The City of Sydney has released the final draft of its Urban Ecology Strategic Action Plan. Urban ecology is described as ‘the study of the relationship between living organisms and their environment in an urbanised context’. The City’s vision for the Plan ‘is to restore and conserve resilient urban ecosystems that support a diverse range of locally indigenous flora and fauna species, and in so doing to create a liveable City for all of its inhabitants’. (p4)

Glebe features significantly in the Plan. Our suburb holds a number of examples of remnant indigenous vegetation as well as planted and naturally regenerating plant communities. Most importantly, Glebe Foreshore Walk East to Orphan School Creek is nominated as one of the six high-priority sites identified to be given special attention for their biodiversity values.

Examples of indigenous vegetation in Glebe, either remnant or re-introduced, include: Sydney Turpentine Ironbark Forest species in Orphan School Creek and St John’s Anglican Church grounds; Coastal Saltmarsh along Johnstons Creek Canal and Rozelle Bay foreshore; possible remnant Eucalyptus botryoides in Lewis Hoad Reserve, and planted and naturally regenerating stands of Mangrove in Bicentennial Park and The Anchorage.

Elements of Coastal Sandstone Outcrop Complex at Lewis Hoad Reserve (image: Jan Macindoe)
Elements of Coastal Sandstone Outcrop Complex at Lewis Hoad Reserve (image: Jan Macindoe)

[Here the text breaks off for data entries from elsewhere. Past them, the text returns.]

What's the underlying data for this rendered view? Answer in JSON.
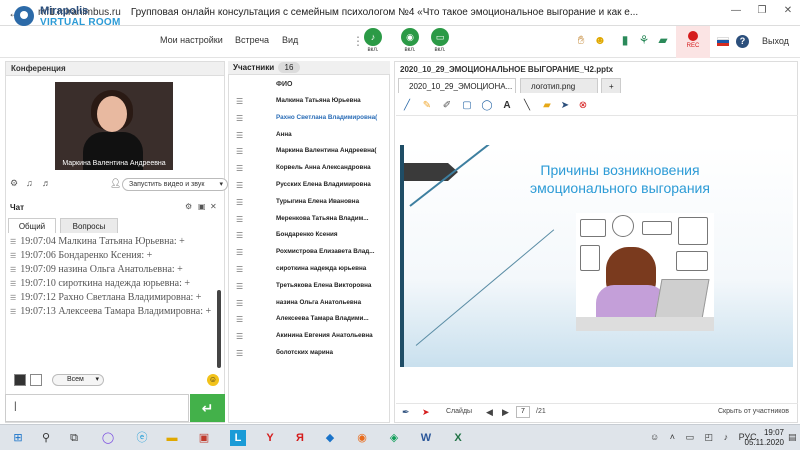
{
  "browser": {
    "url": "mf1.miranimbus.ru",
    "page_title": "Групповая онлайн консультация с семейным психологом №4 «Что такое эмоциональное выгорание и как е...",
    "window_controls": [
      "—",
      "❐",
      "✕"
    ]
  },
  "app": {
    "logo_line1": "Mirapolis",
    "logo_line2": "VIRTUAL ROOM",
    "menu": [
      "Мои настройки",
      "Встреча",
      "Вид"
    ],
    "mic_label": "вкл.",
    "cam_label": "вкл.",
    "screen_label": "вкл.",
    "rec_label": "REC",
    "exit_label": "Выход",
    "help_label": "?",
    "accent": "#2b9a46",
    "brand": "#2c4f7c"
  },
  "conference": {
    "title": "Конференция",
    "video_name": "Маркина Валентина Андреевна",
    "start_video_button": "Запустить видео и звук"
  },
  "chat": {
    "title": "Чат",
    "tabs": [
      "Общий",
      "Вопросы"
    ],
    "messages": [
      "19:07:04  Малкина Татьяна  Юрьевна: +",
      "19:07:06  Бондаренко  Ксения: +",
      "19:07:09  назина  Ольга Анатольевна: +",
      "19:07:10  сироткина  надежда  юрьевна: +",
      "19:07:12  Рахно Светлана  Владимировна: +",
      "19:07:13  Алексеева   Тамара  Владимировна: +"
    ],
    "recipient": "Всем",
    "input_value": "|",
    "send_label": "↵"
  },
  "participants": {
    "title": "Участники",
    "count": "16",
    "column_header": "ФИО",
    "list": [
      {
        "name": "Малкина Татьяна  Юрьевна",
        "highlight": false
      },
      {
        "name": "Рахно Светлана  Владимировна(",
        "highlight": true
      },
      {
        "name": "Анна",
        "highlight": false
      },
      {
        "name": "Маркина Валентина  Андреевна(",
        "highlight": false
      },
      {
        "name": "Корвель Анна  Александровна",
        "highlight": false
      },
      {
        "name": "Русских Елена Владимировна",
        "highlight": false
      },
      {
        "name": "Турыгина  Елена  Ивановна",
        "highlight": false
      },
      {
        "name": "Меренкова  Татьяна  Владим...",
        "highlight": false
      },
      {
        "name": "Бондаренко  Ксения",
        "highlight": false
      },
      {
        "name": "Рохмистрова  Елизавета Влад...",
        "highlight": false
      },
      {
        "name": "сироткина  надежда  юрьевна",
        "highlight": false
      },
      {
        "name": "Третьякова  Елена Викторовна",
        "highlight": false
      },
      {
        "name": "назина  Ольга Анатольевна",
        "highlight": false
      },
      {
        "name": "Алексеева   Тамара  Владими...",
        "highlight": false
      },
      {
        "name": "Акинина  Евгения  Анатольевна",
        "highlight": false
      },
      {
        "name": "болотских  марина",
        "highlight": false
      }
    ]
  },
  "presentation": {
    "file_title": "2020_10_29_ЭМОЦИОНАЛЬНОЕ ВЫГОРАНИЕ_Ч2.pptx",
    "tabs": [
      "2020_10_29_ЭМОЦИОНА...",
      "логотип.png",
      "+"
    ],
    "slide_title_line1": "Причины возникновения",
    "slide_title_line2": "эмоционального выгорания",
    "slides_label": "Слайды",
    "current_page": "7",
    "total_pages": "/21",
    "hide_label": "Скрыть от участников"
  },
  "taskbar": {
    "language": "РУС",
    "time": "19:07",
    "date": "05.11.2020"
  }
}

Glebe Foreshore Walk East to Orphan School Creek covers a number of pocket parks adjoining Johnstons Creek Canal – AV Henry Reserve, Minogue Crescent Reserve, Lewis Hoad Reserve, Canal Reserve, JV McMahon Reserve, Wigram Road Reserve and Spinder Reserve in Leichhardt LGA – as well as the major waterfront parks. This corridor is nominated as a high-priority site because it displays:

  • a relatively continuous area of open space from the Glebe Foreshore to Forest Lodge, a distance of 2.5 kilometres
  • remnant and re-introduced endangered species
  • very high flora species diversity as a result of bushland restoration works
  • diverse fauna habitat features
  • high potential to expand bush restoration works
  • the greatest potential to provide an almost continuous habitat corridor in the LGA
  • potential for naturalisation of Johnstons Creek Canal.


The contribution of the Glebe Bushcare Group to bush regeneration along this corridor is acknowledged in several places in the Plan, as is the work of the Blue Wren Group at Paddy Gray Reserve.

Ernest Pedersen Reserve, in Ferry Road, is also given as an example of a pocket park at which habitat planting and other habitat enhancements could be undertaken.

Actions and timeframe, stretching over the next 10 years, for the enhancement of the Glebe Foreshore – Orphan School Creek corridor cover such things as the establishment of representative patches of likely original vegetation communities, incorporating bush restoration and habitat enhancement principles into landscaping of new open space, and naturalisation of Johnstons Creek Canal (already approved as part of the Johnstons Creek Parkland Masterplan).